Exercise prompt> Output an exact reproduction of the data.

Component data from apps and pages:
■ ■ ■

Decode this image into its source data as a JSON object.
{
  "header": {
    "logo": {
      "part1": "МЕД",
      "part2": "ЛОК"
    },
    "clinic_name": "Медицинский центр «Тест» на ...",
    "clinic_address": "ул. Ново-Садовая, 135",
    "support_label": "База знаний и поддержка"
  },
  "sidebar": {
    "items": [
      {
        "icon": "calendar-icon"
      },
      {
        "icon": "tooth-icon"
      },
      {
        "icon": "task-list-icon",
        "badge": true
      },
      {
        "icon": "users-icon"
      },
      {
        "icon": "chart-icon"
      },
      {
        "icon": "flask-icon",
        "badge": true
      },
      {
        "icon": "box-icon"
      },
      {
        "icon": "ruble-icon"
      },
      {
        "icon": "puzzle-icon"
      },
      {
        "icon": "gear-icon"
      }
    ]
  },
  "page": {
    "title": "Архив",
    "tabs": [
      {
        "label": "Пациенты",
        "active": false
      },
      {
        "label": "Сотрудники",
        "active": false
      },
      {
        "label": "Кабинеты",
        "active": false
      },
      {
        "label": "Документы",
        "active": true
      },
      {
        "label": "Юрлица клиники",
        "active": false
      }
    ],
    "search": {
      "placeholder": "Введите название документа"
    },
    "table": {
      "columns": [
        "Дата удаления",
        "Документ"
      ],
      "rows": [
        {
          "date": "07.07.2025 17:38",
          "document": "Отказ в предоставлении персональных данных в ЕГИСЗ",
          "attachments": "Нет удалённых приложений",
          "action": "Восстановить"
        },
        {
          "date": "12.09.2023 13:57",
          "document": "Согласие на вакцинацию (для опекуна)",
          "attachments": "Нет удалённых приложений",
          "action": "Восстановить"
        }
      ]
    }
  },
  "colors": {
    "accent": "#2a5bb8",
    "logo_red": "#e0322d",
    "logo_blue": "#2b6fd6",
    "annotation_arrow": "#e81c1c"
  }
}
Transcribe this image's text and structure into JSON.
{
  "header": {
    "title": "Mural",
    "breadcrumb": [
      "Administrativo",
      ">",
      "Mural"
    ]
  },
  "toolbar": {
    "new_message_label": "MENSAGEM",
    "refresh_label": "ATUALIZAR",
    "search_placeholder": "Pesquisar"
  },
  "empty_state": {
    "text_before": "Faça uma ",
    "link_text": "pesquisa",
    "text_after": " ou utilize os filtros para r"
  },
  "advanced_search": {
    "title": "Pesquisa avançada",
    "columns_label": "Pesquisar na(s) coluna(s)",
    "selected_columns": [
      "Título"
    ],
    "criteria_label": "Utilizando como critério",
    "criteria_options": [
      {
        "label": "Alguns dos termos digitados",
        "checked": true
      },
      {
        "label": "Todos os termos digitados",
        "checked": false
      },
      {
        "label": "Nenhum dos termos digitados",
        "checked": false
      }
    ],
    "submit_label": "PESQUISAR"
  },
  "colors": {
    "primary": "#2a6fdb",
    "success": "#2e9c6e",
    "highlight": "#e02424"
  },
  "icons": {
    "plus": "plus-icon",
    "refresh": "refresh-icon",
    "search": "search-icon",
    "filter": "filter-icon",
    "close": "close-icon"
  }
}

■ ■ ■

Reply to the exercise>
Decode this image into its source data as a JSON object.
{
  "header": {
    "logo": {
      "part1": "МЕД",
      "part2": "ЛОК"
    },
    "clinic_name": "Медицинский центр «Тест» на ...",
    "clinic_address": "ул. Ново-Садовая, 135",
    "support_label": "База знаний и поддержка"
  },
  "sidebar": {
    "items": [
      {
        "icon": "calendar-icon"
      },
      {
        "icon": "tooth-icon"
      },
      {
        "icon": "task-list-icon",
        "badge": true
      },
      {
        "icon": "users-icon"
      },
      {
        "icon": "chart-icon"
      },
      {
        "icon": "flask-icon",
        "badge": true
      },
      {
        "icon": "box-icon"
      },
      {
        "icon": "ruble-icon"
      },
      {
        "icon": "puzzle-icon"
      },
      {
        "icon": "gear-icon"
      }
    ]
  },
  "page": {
    "title": "Архив",
    "tabs": [
      {
        "label": "Пациенты",
        "active": false
      },
      {
        "label": "Сотрудники",
        "active": false
      },
      {
        "label": "Кабинеты",
        "active": false
      },
      {
        "label": "Документы",
        "active": true
      },
      {
        "label": "Юрлица клиники",
        "active": false
      }
    ],
    "search": {
      "placeholder": "Введите название документа"
    },
    "table": {
      "columns": [
        "Дата удаления",
        "Документ"
      ],
      "rows": [
        {
          "date": "07.07.2025 17:38",
          "document": "Отказ в предоставлении персональных данных в ЕГИСЗ",
          "attachments": "Нет удалённых приложений",
          "action": "Восстановить"
        },
        {
          "date": "12.09.2023 13:57",
          "document": "Согласие на вакцинацию (для опекуна)",
          "attachments": "Нет удалённых приложений",
          "action": "Восстановить"
        }
      ]
    }
  },
  "colors": {
    "accent": "#2a5bb8",
    "logo_red": "#e0322d",
    "logo_blue": "#2b6fd6",
    "annotation_arrow": "#e81c1c"
  }
}
Transcribe this image's text and structure into JSON.
{
  "header": {
    "title": "Mural",
    "breadcrumb": [
      "Administrativo",
      ">",
      "Mural"
    ]
  },
  "toolbar": {
    "new_message_label": "MENSAGEM",
    "refresh_label": "ATUALIZAR",
    "search_placeholder": "Pesquisar"
  },
  "empty_state": {
    "text_before": "Faça uma ",
    "link_text": "pesquisa",
    "text_after": " ou utilize os filtros para r"
  },
  "advanced_search": {
    "title": "Pesquisa avançada",
    "columns_label": "Pesquisar na(s) coluna(s)",
    "selected_columns": [
      "Título"
    ],
    "criteria_label": "Utilizando como critério",
    "criteria_options": [
      {
        "label": "Alguns dos termos digitados",
        "checked": true
      },
      {
        "label": "Todos os termos digitados",
        "checked": false
      },
      {
        "label": "Nenhum dos termos digitados",
        "checked": false
      }
    ],
    "submit_label": "PESQUISAR"
  },
  "colors": {
    "primary": "#2a6fdb",
    "success": "#2e9c6e",
    "highlight": "#e02424"
  },
  "icons": {
    "plus": "plus-icon",
    "refresh": "refresh-icon",
    "search": "search-icon",
    "filter": "filter-icon",
    "close": "close-icon"
  }
}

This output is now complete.